=== Begin Enclosure ===
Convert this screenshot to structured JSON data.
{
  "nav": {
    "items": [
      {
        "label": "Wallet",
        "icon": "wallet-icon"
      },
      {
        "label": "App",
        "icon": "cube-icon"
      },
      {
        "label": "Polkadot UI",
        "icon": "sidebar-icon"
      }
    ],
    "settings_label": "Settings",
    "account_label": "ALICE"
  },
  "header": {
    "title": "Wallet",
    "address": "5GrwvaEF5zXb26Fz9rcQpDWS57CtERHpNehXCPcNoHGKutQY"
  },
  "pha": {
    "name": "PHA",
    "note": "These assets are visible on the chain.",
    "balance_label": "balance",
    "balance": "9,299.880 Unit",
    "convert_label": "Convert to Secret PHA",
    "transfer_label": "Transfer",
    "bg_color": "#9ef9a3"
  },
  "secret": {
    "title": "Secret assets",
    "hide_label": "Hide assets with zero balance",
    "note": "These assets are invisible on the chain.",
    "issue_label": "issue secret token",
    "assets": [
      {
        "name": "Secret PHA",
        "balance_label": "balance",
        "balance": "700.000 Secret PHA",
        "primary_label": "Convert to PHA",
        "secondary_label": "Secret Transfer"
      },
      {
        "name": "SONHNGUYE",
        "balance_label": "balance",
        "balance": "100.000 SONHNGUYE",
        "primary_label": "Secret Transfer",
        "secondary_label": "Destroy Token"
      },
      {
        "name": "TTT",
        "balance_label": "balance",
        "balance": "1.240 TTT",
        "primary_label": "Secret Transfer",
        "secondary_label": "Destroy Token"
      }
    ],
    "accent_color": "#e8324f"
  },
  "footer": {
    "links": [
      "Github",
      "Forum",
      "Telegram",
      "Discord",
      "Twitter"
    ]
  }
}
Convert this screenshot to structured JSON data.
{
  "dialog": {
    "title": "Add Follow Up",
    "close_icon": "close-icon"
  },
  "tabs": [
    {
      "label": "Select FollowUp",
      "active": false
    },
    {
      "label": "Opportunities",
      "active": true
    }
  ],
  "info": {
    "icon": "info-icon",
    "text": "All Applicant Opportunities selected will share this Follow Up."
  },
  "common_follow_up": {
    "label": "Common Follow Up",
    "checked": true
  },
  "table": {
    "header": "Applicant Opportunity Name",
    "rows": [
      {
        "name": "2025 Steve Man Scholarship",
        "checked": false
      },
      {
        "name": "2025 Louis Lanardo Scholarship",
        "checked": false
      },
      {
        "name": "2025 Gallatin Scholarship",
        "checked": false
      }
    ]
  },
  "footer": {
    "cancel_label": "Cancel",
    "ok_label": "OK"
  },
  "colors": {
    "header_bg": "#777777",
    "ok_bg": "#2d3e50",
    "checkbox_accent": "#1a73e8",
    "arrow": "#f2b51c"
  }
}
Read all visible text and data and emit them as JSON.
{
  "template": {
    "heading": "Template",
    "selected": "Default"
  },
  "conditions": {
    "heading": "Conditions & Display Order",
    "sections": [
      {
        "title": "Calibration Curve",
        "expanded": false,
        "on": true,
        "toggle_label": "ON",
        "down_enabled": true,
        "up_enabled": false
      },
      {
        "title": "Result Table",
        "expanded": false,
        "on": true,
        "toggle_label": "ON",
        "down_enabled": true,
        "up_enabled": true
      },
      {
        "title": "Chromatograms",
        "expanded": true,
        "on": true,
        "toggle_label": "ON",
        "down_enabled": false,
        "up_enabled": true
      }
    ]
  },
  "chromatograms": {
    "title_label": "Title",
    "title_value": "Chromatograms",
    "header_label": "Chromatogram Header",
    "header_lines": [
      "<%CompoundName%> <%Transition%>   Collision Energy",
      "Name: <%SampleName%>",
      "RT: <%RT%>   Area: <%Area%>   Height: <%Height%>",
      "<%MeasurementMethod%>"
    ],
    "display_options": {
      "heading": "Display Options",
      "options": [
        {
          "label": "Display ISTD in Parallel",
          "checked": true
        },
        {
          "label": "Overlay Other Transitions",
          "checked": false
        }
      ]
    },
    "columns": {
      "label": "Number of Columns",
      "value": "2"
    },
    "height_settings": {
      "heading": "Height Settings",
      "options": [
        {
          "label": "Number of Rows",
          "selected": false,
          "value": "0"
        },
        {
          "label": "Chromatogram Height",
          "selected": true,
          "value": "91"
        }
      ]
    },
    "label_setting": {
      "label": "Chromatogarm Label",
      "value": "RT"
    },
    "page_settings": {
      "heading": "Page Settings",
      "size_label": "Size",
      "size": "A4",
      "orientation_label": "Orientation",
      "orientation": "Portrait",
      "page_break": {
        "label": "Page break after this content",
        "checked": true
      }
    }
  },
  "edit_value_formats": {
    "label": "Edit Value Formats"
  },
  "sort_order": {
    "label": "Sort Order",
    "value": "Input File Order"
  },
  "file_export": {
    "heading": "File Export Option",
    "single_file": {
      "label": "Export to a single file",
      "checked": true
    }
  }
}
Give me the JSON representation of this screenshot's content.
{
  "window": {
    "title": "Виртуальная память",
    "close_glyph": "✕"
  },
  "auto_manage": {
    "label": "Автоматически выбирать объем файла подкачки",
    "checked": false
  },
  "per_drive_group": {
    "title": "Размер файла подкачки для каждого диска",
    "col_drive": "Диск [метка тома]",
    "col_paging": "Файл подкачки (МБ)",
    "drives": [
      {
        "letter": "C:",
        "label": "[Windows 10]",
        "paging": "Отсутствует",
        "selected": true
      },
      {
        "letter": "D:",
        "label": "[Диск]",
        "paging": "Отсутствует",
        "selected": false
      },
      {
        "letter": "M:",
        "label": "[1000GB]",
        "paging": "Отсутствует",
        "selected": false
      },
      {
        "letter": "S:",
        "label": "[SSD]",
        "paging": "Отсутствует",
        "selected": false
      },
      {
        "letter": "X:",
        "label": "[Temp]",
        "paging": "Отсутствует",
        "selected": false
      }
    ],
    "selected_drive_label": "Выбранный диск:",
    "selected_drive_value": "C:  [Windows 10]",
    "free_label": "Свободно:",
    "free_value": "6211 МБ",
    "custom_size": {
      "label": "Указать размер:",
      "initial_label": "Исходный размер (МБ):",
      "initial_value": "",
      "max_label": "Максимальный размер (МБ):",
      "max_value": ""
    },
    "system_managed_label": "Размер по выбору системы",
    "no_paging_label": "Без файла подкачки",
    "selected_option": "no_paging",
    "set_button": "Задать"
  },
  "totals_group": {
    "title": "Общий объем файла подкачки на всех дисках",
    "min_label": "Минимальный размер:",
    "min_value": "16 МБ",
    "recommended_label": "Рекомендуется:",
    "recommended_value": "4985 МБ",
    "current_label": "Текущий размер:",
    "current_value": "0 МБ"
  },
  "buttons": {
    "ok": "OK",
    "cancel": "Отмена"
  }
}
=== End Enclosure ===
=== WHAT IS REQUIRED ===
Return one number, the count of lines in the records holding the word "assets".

=== RESPONSE TO THIS EXERCISE ===
5